→ What to do:
The records must be duplicated exactly, with every picture left out.

Content starts

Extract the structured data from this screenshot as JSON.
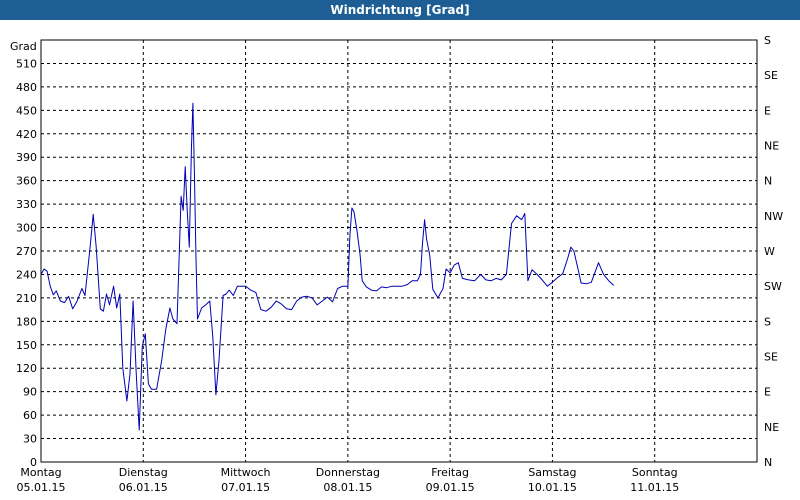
{
  "window": {
    "title": "Windrichtung [Grad]"
  },
  "chart_data": {
    "type": "line",
    "title": "Windrichtung [Grad]",
    "ylabel": "Grad",
    "ylim": [
      0,
      540
    ],
    "yticks": [
      0,
      30,
      60,
      90,
      120,
      150,
      180,
      210,
      240,
      270,
      300,
      330,
      360,
      390,
      420,
      450,
      480,
      510
    ],
    "right_axis_labels": [
      "N",
      "NE",
      "E",
      "SE",
      "S",
      "SW",
      "W",
      "NW",
      "N",
      "NE",
      "E",
      "SE",
      "S"
    ],
    "xlim": [
      0,
      7
    ],
    "xticks": [
      {
        "day": "Montag",
        "date": "05.01.15"
      },
      {
        "day": "Dienstag",
        "date": "06.01.15"
      },
      {
        "day": "Mittwoch",
        "date": "07.01.15"
      },
      {
        "day": "Donnerstag",
        "date": "08.01.15"
      },
      {
        "day": "Freitag",
        "date": "09.01.15"
      },
      {
        "day": "Samstag",
        "date": "10.01.15"
      },
      {
        "day": "Sonntag",
        "date": "11.01.15"
      }
    ],
    "grid": true,
    "line_color": "#0000b4",
    "series": [
      {
        "points": [
          [
            0.0,
            240
          ],
          [
            0.03,
            247
          ],
          [
            0.06,
            244
          ],
          [
            0.09,
            225
          ],
          [
            0.12,
            214
          ],
          [
            0.15,
            219
          ],
          [
            0.19,
            206
          ],
          [
            0.23,
            204
          ],
          [
            0.27,
            212
          ],
          [
            0.31,
            196
          ],
          [
            0.35,
            205
          ],
          [
            0.4,
            222
          ],
          [
            0.43,
            213
          ],
          [
            0.48,
            275
          ],
          [
            0.51,
            317
          ],
          [
            0.54,
            275
          ],
          [
            0.58,
            196
          ],
          [
            0.61,
            193
          ],
          [
            0.64,
            215
          ],
          [
            0.67,
            201
          ],
          [
            0.71,
            225
          ],
          [
            0.74,
            197
          ],
          [
            0.77,
            215
          ],
          [
            0.8,
            120
          ],
          [
            0.84,
            78
          ],
          [
            0.87,
            113
          ],
          [
            0.9,
            206
          ],
          [
            0.93,
            117
          ],
          [
            0.96,
            41
          ],
          [
            0.99,
            148
          ],
          [
            1.02,
            164
          ],
          [
            1.05,
            100
          ],
          [
            1.08,
            93
          ],
          [
            1.13,
            93
          ],
          [
            1.18,
            130
          ],
          [
            1.22,
            170
          ],
          [
            1.26,
            197
          ],
          [
            1.29,
            183
          ],
          [
            1.33,
            177
          ],
          [
            1.37,
            340
          ],
          [
            1.39,
            322
          ],
          [
            1.41,
            378
          ],
          [
            1.43,
            320
          ],
          [
            1.45,
            275
          ],
          [
            1.47,
            400
          ],
          [
            1.485,
            459
          ],
          [
            1.5,
            370
          ],
          [
            1.515,
            260
          ],
          [
            1.53,
            183
          ],
          [
            1.57,
            197
          ],
          [
            1.61,
            201
          ],
          [
            1.65,
            206
          ],
          [
            1.68,
            160
          ],
          [
            1.71,
            86
          ],
          [
            1.74,
            130
          ],
          [
            1.78,
            213
          ],
          [
            1.81,
            215
          ],
          [
            1.84,
            220
          ],
          [
            1.88,
            213
          ],
          [
            1.92,
            225
          ],
          [
            2.0,
            225
          ],
          [
            2.05,
            220
          ],
          [
            2.1,
            217
          ],
          [
            2.15,
            195
          ],
          [
            2.2,
            193
          ],
          [
            2.25,
            198
          ],
          [
            2.3,
            206
          ],
          [
            2.35,
            202
          ],
          [
            2.4,
            196
          ],
          [
            2.45,
            195
          ],
          [
            2.5,
            206
          ],
          [
            2.55,
            211
          ],
          [
            2.6,
            212
          ],
          [
            2.65,
            210
          ],
          [
            2.7,
            201
          ],
          [
            2.75,
            206
          ],
          [
            2.8,
            211
          ],
          [
            2.85,
            205
          ],
          [
            2.9,
            222
          ],
          [
            2.95,
            225
          ],
          [
            3.0,
            225
          ],
          [
            3.02,
            290
          ],
          [
            3.04,
            325
          ],
          [
            3.06,
            320
          ],
          [
            3.09,
            295
          ],
          [
            3.12,
            265
          ],
          [
            3.14,
            232
          ],
          [
            3.18,
            224
          ],
          [
            3.23,
            220
          ],
          [
            3.28,
            219
          ],
          [
            3.33,
            224
          ],
          [
            3.38,
            223
          ],
          [
            3.43,
            225
          ],
          [
            3.48,
            225
          ],
          [
            3.53,
            225
          ],
          [
            3.58,
            227
          ],
          [
            3.63,
            232
          ],
          [
            3.68,
            232
          ],
          [
            3.71,
            240
          ],
          [
            3.73,
            280
          ],
          [
            3.75,
            310
          ],
          [
            3.77,
            285
          ],
          [
            3.8,
            265
          ],
          [
            3.83,
            221
          ],
          [
            3.88,
            210
          ],
          [
            3.93,
            222
          ],
          [
            3.96,
            247
          ],
          [
            4.0,
            242
          ],
          [
            4.04,
            252
          ],
          [
            4.08,
            255
          ],
          [
            4.12,
            235
          ],
          [
            4.18,
            233
          ],
          [
            4.24,
            232
          ],
          [
            4.3,
            240
          ],
          [
            4.35,
            233
          ],
          [
            4.4,
            232
          ],
          [
            4.45,
            235
          ],
          [
            4.5,
            233
          ],
          [
            4.55,
            240
          ],
          [
            4.6,
            305
          ],
          [
            4.65,
            315
          ],
          [
            4.7,
            310
          ],
          [
            4.73,
            318
          ],
          [
            4.76,
            232
          ],
          [
            4.8,
            246
          ],
          [
            4.85,
            240
          ],
          [
            4.9,
            233
          ],
          [
            4.95,
            225
          ],
          [
            5.0,
            230
          ],
          [
            5.05,
            236
          ],
          [
            5.1,
            241
          ],
          [
            5.15,
            261
          ],
          [
            5.18,
            275
          ],
          [
            5.21,
            270
          ],
          [
            5.25,
            247
          ],
          [
            5.28,
            229
          ],
          [
            5.33,
            228
          ],
          [
            5.38,
            230
          ],
          [
            5.45,
            255
          ],
          [
            5.5,
            240
          ],
          [
            5.55,
            232
          ],
          [
            5.6,
            226
          ]
        ]
      }
    ]
  }
}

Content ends

→ Expected answer:
Extract the structured data from this screenshot as JSON.
{
  "window": {
    "title": "Windrichtung [Grad]"
  },
  "chart_data": {
    "type": "line",
    "title": "Windrichtung [Grad]",
    "ylabel": "Grad",
    "ylim": [
      0,
      540
    ],
    "yticks": [
      0,
      30,
      60,
      90,
      120,
      150,
      180,
      210,
      240,
      270,
      300,
      330,
      360,
      390,
      420,
      450,
      480,
      510
    ],
    "right_axis_labels": [
      "N",
      "NE",
      "E",
      "SE",
      "S",
      "SW",
      "W",
      "NW",
      "N",
      "NE",
      "E",
      "SE",
      "S"
    ],
    "xlim": [
      0,
      7
    ],
    "xticks": [
      {
        "day": "Montag",
        "date": "05.01.15"
      },
      {
        "day": "Dienstag",
        "date": "06.01.15"
      },
      {
        "day": "Mittwoch",
        "date": "07.01.15"
      },
      {
        "day": "Donnerstag",
        "date": "08.01.15"
      },
      {
        "day": "Freitag",
        "date": "09.01.15"
      },
      {
        "day": "Samstag",
        "date": "10.01.15"
      },
      {
        "day": "Sonntag",
        "date": "11.01.15"
      }
    ],
    "grid": true,
    "line_color": "#0000b4",
    "series": [
      {
        "points": [
          [
            0.0,
            240
          ],
          [
            0.03,
            247
          ],
          [
            0.06,
            244
          ],
          [
            0.09,
            225
          ],
          [
            0.12,
            214
          ],
          [
            0.15,
            219
          ],
          [
            0.19,
            206
          ],
          [
            0.23,
            204
          ],
          [
            0.27,
            212
          ],
          [
            0.31,
            196
          ],
          [
            0.35,
            205
          ],
          [
            0.4,
            222
          ],
          [
            0.43,
            213
          ],
          [
            0.48,
            275
          ],
          [
            0.51,
            317
          ],
          [
            0.54,
            275
          ],
          [
            0.58,
            196
          ],
          [
            0.61,
            193
          ],
          [
            0.64,
            215
          ],
          [
            0.67,
            201
          ],
          [
            0.71,
            225
          ],
          [
            0.74,
            197
          ],
          [
            0.77,
            215
          ],
          [
            0.8,
            120
          ],
          [
            0.84,
            78
          ],
          [
            0.87,
            113
          ],
          [
            0.9,
            206
          ],
          [
            0.93,
            117
          ],
          [
            0.96,
            41
          ],
          [
            0.99,
            148
          ],
          [
            1.02,
            164
          ],
          [
            1.05,
            100
          ],
          [
            1.08,
            93
          ],
          [
            1.13,
            93
          ],
          [
            1.18,
            130
          ],
          [
            1.22,
            170
          ],
          [
            1.26,
            197
          ],
          [
            1.29,
            183
          ],
          [
            1.33,
            177
          ],
          [
            1.37,
            340
          ],
          [
            1.39,
            322
          ],
          [
            1.41,
            378
          ],
          [
            1.43,
            320
          ],
          [
            1.45,
            275
          ],
          [
            1.47,
            400
          ],
          [
            1.485,
            459
          ],
          [
            1.5,
            370
          ],
          [
            1.515,
            260
          ],
          [
            1.53,
            183
          ],
          [
            1.57,
            197
          ],
          [
            1.61,
            201
          ],
          [
            1.65,
            206
          ],
          [
            1.68,
            160
          ],
          [
            1.71,
            86
          ],
          [
            1.74,
            130
          ],
          [
            1.78,
            213
          ],
          [
            1.81,
            215
          ],
          [
            1.84,
            220
          ],
          [
            1.88,
            213
          ],
          [
            1.92,
            225
          ],
          [
            2.0,
            225
          ],
          [
            2.05,
            220
          ],
          [
            2.1,
            217
          ],
          [
            2.15,
            195
          ],
          [
            2.2,
            193
          ],
          [
            2.25,
            198
          ],
          [
            2.3,
            206
          ],
          [
            2.35,
            202
          ],
          [
            2.4,
            196
          ],
          [
            2.45,
            195
          ],
          [
            2.5,
            206
          ],
          [
            2.55,
            211
          ],
          [
            2.6,
            212
          ],
          [
            2.65,
            210
          ],
          [
            2.7,
            201
          ],
          [
            2.75,
            206
          ],
          [
            2.8,
            211
          ],
          [
            2.85,
            205
          ],
          [
            2.9,
            222
          ],
          [
            2.95,
            225
          ],
          [
            3.0,
            225
          ],
          [
            3.02,
            290
          ],
          [
            3.04,
            325
          ],
          [
            3.06,
            320
          ],
          [
            3.09,
            295
          ],
          [
            3.12,
            265
          ],
          [
            3.14,
            232
          ],
          [
            3.18,
            224
          ],
          [
            3.23,
            220
          ],
          [
            3.28,
            219
          ],
          [
            3.33,
            224
          ],
          [
            3.38,
            223
          ],
          [
            3.43,
            225
          ],
          [
            3.48,
            225
          ],
          [
            3.53,
            225
          ],
          [
            3.58,
            227
          ],
          [
            3.63,
            232
          ],
          [
            3.68,
            232
          ],
          [
            3.71,
            240
          ],
          [
            3.73,
            280
          ],
          [
            3.75,
            310
          ],
          [
            3.77,
            285
          ],
          [
            3.8,
            265
          ],
          [
            3.83,
            221
          ],
          [
            3.88,
            210
          ],
          [
            3.93,
            222
          ],
          [
            3.96,
            247
          ],
          [
            4.0,
            242
          ],
          [
            4.04,
            252
          ],
          [
            4.08,
            255
          ],
          [
            4.12,
            235
          ],
          [
            4.18,
            233
          ],
          [
            4.24,
            232
          ],
          [
            4.3,
            240
          ],
          [
            4.35,
            233
          ],
          [
            4.4,
            232
          ],
          [
            4.45,
            235
          ],
          [
            4.5,
            233
          ],
          [
            4.55,
            240
          ],
          [
            4.6,
            305
          ],
          [
            4.65,
            315
          ],
          [
            4.7,
            310
          ],
          [
            4.73,
            318
          ],
          [
            4.76,
            232
          ],
          [
            4.8,
            246
          ],
          [
            4.85,
            240
          ],
          [
            4.9,
            233
          ],
          [
            4.95,
            225
          ],
          [
            5.0,
            230
          ],
          [
            5.05,
            236
          ],
          [
            5.1,
            241
          ],
          [
            5.15,
            261
          ],
          [
            5.18,
            275
          ],
          [
            5.21,
            270
          ],
          [
            5.25,
            247
          ],
          [
            5.28,
            229
          ],
          [
            5.33,
            228
          ],
          [
            5.38,
            230
          ],
          [
            5.45,
            255
          ],
          [
            5.5,
            240
          ],
          [
            5.55,
            232
          ],
          [
            5.6,
            226
          ]
        ]
      }
    ]
  }
}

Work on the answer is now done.